__Exercise directions__. Nothing left out, nothing added: return the full set of records.

__Data listing__.
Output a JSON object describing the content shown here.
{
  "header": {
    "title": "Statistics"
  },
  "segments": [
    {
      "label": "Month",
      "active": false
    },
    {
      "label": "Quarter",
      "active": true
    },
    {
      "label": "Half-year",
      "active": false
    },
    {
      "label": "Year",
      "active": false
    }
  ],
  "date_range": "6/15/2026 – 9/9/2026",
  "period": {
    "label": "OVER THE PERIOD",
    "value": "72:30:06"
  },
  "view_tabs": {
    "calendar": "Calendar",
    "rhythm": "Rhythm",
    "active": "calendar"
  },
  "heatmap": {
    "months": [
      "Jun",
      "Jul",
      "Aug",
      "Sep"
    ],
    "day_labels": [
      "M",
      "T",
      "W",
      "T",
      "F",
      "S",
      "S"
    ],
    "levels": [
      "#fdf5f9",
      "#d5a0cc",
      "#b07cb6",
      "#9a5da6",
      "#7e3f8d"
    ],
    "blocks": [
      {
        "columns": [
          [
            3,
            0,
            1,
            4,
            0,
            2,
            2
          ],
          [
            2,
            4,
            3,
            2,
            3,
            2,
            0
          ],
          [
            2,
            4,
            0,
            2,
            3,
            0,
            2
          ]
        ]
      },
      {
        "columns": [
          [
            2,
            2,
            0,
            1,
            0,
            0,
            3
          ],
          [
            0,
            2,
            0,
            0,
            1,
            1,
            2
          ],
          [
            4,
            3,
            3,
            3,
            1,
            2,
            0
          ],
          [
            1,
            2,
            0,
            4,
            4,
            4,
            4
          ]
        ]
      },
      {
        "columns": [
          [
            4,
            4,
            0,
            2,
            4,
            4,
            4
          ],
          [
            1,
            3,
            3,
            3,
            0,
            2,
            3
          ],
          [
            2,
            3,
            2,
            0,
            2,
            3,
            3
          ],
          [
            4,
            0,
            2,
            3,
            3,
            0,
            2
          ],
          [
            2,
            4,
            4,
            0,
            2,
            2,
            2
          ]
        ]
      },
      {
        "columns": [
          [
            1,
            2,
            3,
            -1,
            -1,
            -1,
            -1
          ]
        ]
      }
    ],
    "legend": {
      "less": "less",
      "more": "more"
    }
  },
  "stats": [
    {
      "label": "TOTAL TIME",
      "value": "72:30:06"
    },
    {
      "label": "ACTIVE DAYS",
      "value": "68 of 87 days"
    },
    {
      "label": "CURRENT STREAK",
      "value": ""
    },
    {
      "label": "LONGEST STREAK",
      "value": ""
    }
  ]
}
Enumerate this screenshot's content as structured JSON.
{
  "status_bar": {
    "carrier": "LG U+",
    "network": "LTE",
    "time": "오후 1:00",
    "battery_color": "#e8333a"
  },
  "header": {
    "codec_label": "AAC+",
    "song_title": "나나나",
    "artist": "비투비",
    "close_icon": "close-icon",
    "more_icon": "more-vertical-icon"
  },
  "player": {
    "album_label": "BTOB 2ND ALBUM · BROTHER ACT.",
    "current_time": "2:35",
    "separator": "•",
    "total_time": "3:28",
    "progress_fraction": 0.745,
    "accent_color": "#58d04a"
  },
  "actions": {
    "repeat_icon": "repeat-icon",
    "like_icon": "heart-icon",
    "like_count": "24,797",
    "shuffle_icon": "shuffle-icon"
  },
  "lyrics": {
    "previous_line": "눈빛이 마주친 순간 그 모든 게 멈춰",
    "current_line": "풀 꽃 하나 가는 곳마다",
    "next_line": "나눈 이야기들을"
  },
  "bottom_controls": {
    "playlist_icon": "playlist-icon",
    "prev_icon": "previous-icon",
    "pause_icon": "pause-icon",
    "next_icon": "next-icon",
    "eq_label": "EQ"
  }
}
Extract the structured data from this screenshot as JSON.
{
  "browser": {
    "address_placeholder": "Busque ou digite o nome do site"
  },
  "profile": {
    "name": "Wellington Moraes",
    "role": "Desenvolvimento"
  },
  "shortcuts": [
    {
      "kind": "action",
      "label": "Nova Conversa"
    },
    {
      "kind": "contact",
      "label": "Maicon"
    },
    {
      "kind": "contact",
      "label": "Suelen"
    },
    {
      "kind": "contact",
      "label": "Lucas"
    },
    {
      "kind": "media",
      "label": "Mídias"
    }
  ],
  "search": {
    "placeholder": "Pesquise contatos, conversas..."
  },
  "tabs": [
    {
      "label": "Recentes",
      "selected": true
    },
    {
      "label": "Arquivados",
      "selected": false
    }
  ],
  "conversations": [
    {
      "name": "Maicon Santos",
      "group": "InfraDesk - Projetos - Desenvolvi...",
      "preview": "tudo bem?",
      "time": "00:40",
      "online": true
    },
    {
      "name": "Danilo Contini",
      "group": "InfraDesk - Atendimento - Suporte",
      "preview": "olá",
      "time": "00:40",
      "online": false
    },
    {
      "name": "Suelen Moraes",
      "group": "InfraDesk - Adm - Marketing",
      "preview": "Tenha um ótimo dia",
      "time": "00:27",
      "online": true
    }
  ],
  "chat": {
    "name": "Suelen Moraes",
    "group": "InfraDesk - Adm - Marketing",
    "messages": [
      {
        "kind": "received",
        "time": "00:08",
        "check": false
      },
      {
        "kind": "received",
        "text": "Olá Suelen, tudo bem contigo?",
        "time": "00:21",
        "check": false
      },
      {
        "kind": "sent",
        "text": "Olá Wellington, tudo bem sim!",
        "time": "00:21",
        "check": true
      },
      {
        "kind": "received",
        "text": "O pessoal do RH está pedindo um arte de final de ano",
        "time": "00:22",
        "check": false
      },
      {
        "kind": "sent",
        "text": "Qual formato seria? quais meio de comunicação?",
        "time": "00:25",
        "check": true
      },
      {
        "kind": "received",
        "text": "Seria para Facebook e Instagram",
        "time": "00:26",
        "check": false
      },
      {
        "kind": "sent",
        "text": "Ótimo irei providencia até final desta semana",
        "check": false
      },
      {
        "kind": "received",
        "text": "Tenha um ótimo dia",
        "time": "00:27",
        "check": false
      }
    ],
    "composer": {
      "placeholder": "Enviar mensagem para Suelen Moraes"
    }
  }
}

__Solved problem__.
Output a JSON object describing the content shown here.
{
  "header": {
    "title": "Statistics"
  },
  "segments": [
    {
      "label": "Month",
      "active": false
    },
    {
      "label": "Quarter",
      "active": true
    },
    {
      "label": "Half-year",
      "active": false
    },
    {
      "label": "Year",
      "active": false
    }
  ],
  "date_range": "6/15/2026 – 9/9/2026",
  "period": {
    "label": "OVER THE PERIOD",
    "value": "72:30:06"
  },
  "view_tabs": {
    "calendar": "Calendar",
    "rhythm": "Rhythm",
    "active": "calendar"
  },
  "heatmap": {
    "months": [
      "Jun",
      "Jul",
      "Aug",
      "Sep"
    ],
    "day_labels": [
      "M",
      "T",
      "W",
      "T",
      "F",
      "S",
      "S"
    ],
    "levels": [
      "#fdf5f9",
      "#d5a0cc",
      "#b07cb6",
      "#9a5da6",
      "#7e3f8d"
    ],
    "blocks": [
      {
        "columns": [
          [
            3,
            0,
            1,
            4,
            0,
            2,
            2
          ],
          [
            2,
            4,
            3,
            2,
            3,
            2,
            0
          ],
          [
            2,
            4,
            0,
            2,
            3,
            0,
            2
          ]
        ]
      },
      {
        "columns": [
          [
            2,
            2,
            0,
            1,
            0,
            0,
            3
          ],
          [
            0,
            2,
            0,
            0,
            1,
            1,
            2
          ],
          [
            4,
            3,
            3,
            3,
            1,
            2,
            0
          ],
          [
            1,
            2,
            0,
            4,
            4,
            4,
            4
          ]
        ]
      },
      {
        "columns": [
          [
            4,
            4,
            0,
            2,
            4,
            4,
            4
          ],
          [
            1,
            3,
            3,
            3,
            0,
            2,
            3
          ],
          [
            2,
            3,
            2,
            0,
            2,
            3,
            3
          ],
          [
            4,
            0,
            2,
            3,
            3,
            0,
            2
          ],
          [
            2,
            4,
            4,
            0,
            2,
            2,
            2
          ]
        ]
      },
      {
        "columns": [
          [
            1,
            2,
            3,
            -1,
            -1,
            -1,
            -1
          ]
        ]
      }
    ],
    "legend": {
      "less": "less",
      "more": "more"
    }
  },
  "stats": [
    {
      "label": "TOTAL TIME",
      "value": "72:30:06"
    },
    {
      "label": "ACTIVE DAYS",
      "value": "68 of 87 days"
    },
    {
      "label": "CURRENT STREAK",
      "value": ""
    },
    {
      "label": "LONGEST STREAK",
      "value": ""
    }
  ]
}
Enumerate this screenshot's content as structured JSON.
{
  "status_bar": {
    "carrier": "LG U+",
    "network": "LTE",
    "time": "오후 1:00",
    "battery_color": "#e8333a"
  },
  "header": {
    "codec_label": "AAC+",
    "song_title": "나나나",
    "artist": "비투비",
    "close_icon": "close-icon",
    "more_icon": "more-vertical-icon"
  },
  "player": {
    "album_label": "BTOB 2ND ALBUM · BROTHER ACT.",
    "current_time": "2:35",
    "separator": "•",
    "total_time": "3:28",
    "progress_fraction": 0.745,
    "accent_color": "#58d04a"
  },
  "actions": {
    "repeat_icon": "repeat-icon",
    "like_icon": "heart-icon",
    "like_count": "24,797",
    "shuffle_icon": "shuffle-icon"
  },
  "lyrics": {
    "previous_line": "눈빛이 마주친 순간 그 모든 게 멈춰",
    "current_line": "풀 꽃 하나 가는 곳마다",
    "next_line": "나눈 이야기들을"
  },
  "bottom_controls": {
    "playlist_icon": "playlist-icon",
    "prev_icon": "previous-icon",
    "pause_icon": "pause-icon",
    "next_icon": "next-icon",
    "eq_label": "EQ"
  }
}
Extract the structured data from this screenshot as JSON.
{
  "browser": {
    "address_placeholder": "Busque ou digite o nome do site"
  },
  "profile": {
    "name": "Wellington Moraes",
    "role": "Desenvolvimento"
  },
  "shortcuts": [
    {
      "kind": "action",
      "label": "Nova Conversa"
    },
    {
      "kind": "contact",
      "label": "Maicon"
    },
    {
      "kind": "contact",
      "label": "Suelen"
    },
    {
      "kind": "contact",
      "label": "Lucas"
    },
    {
      "kind": "media",
      "label": "Mídias"
    }
  ],
  "search": {
    "placeholder": "Pesquise contatos, conversas..."
  },
  "tabs": [
    {
      "label": "Recentes",
      "selected": true
    },
    {
      "label": "Arquivados",
      "selected": false
    }
  ],
  "conversations": [
    {
      "name": "Maicon Santos",
      "group": "InfraDesk - Projetos - Desenvolvi...",
      "preview": "tudo bem?",
      "time": "00:40",
      "online": true
    },
    {
      "name": "Danilo Contini",
      "group": "InfraDesk - Atendimento - Suporte",
      "preview": "olá",
      "time": "00:40",
      "online": false
    },
    {
      "name": "Suelen Moraes",
      "group": "InfraDesk - Adm - Marketing",
      "preview": "Tenha um ótimo dia",
      "time": "00:27",
      "online": true
    }
  ],
  "chat": {
    "name": "Suelen Moraes",
    "group": "InfraDesk - Adm - Marketing",
    "messages": [
      {
        "kind": "received",
        "time": "00:08",
        "check": false
      },
      {
        "kind": "received",
        "text": "Olá Suelen, tudo bem contigo?",
        "time": "00:21",
        "check": false
      },
      {
        "kind": "sent",
        "text": "Olá Wellington, tudo bem sim!",
        "time": "00:21",
        "check": true
      },
      {
        "kind": "received",
        "text": "O pessoal do RH está pedindo um arte de final de ano",
        "time": "00:22",
        "check": false
      },
      {
        "kind": "sent",
        "text": "Qual formato seria? quais meio de comunicação?",
        "time": "00:25",
        "check": true
      },
      {
        "kind": "received",
        "text": "Seria para Facebook e Instagram",
        "time": "00:26",
        "check": false
      },
      {
        "kind": "sent",
        "text": "Ótimo irei providencia até final desta semana",
        "check": false
      },
      {
        "kind": "received",
        "text": "Tenha um ótimo dia",
        "time": "00:27",
        "check": false
      }
    ],
    "composer": {
      "placeholder": "Enviar mensagem para Suelen Moraes"
    }
  }
}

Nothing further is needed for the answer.